The most explicit theme of the film deals with the notion of moral accountability. As well as this it also ambitiously deals with workplace bullying, infidelity, domestic abuse, anger management, racism and discrimination. All of these themes make for fantastic tension and provide terrific insights into characters motivations.
Assigning blame becomes one of Face to Face‘s key functions. The film challenges the audience to pick a side. Initially, there is a clear divide and distinction between two parties. As the film progress, the tables turn, and blame is shifted. Who is really responsible for Wayne’s outburst? The film tends to side against one particular character, rather than sticking with the initial ambiguity.
Use of flashbacks extends to extinguish or igniting blame. In one flashback, we see a younger, precocious Wayne (Calan McKenzie) severely beaten by his menacing father. With the aid of this flashback, substantial material helps realise background information crucial to resolution of the session.
The biggest flaw of Face to Face is that its resolution is extremely too convenient. The film begins with such a complex storyline that slowly unravels into many different complex issues. The development is terrific, but it seems completely implausible that 90 minutes could solve al of these problems. The dramatic material supplied in this one meeting would be enough to fill several sessions. Alternative options could see the material interestingly and appropriately dissected in a mini series or serial format. Another option would be to finish the film without an actual resolution. All of these options seem more consistent with the challenging material that becomes resolved in such a short amount of time.
It has some awkward moments that are purposeful, but still awkward nonetheless and seem almost unnecessary. Their purpose seems to provide for some comic relief, which it does, but acts more as a distraction. Redemption in confrontational characters also seems out of place, or at least to the degree in which it is shown.

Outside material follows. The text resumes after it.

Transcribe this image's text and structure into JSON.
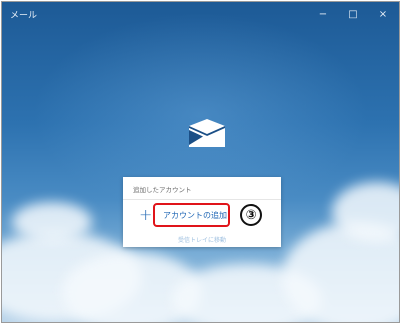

Placing all of the characters in one room is something usually only seen on stage, and noticeably defines the film’s theatrical roots. One of the films greatest assets is that all of the characters are omnipresent. This is a good thing, as the characters are strong and played proficiently by formidable actors.
Luke Ford and Sigrid Thornton are the best in show and deserve to be singled out as such. This however, does not dispel any of the solid performances from the rest of the cast.
Thornton manages to keep the audience guessing with constant shifting reactions with each revelation regarding her husband and his workplace. It is seldom clear what she is actually thinking, but it is obvious that she is having an adverse reaction. In her few actual exchanges, we see a damaged and conflicted woman who manages to assert her feisty opinion with much force.
Luke Ford is finally offered a role that displays the talent seen in The Black Balloon (which he won an AFI award for.) Since then, he has been fine in a number of average supporting roles. Face to Face allows him to show off a tremendous versatility between mentally anguished and violently dangerous.
Translating play to film naturally sees problems and it is difficult to discern if the faults lie in the play or the screen adaptation, without having seen both. Despite this, the text seems an interesting and appropriate choice to show to a high school demographic in relation to its bullying dissection.
Riveting and completely engrossing, Face to Face is made for that “after-film-discussion”. Pledging character alliances and keeping updated with the constant exposition revealed kept this viewer alive and intensely interested.
Face to Face is released through the Australian Film Syndicate.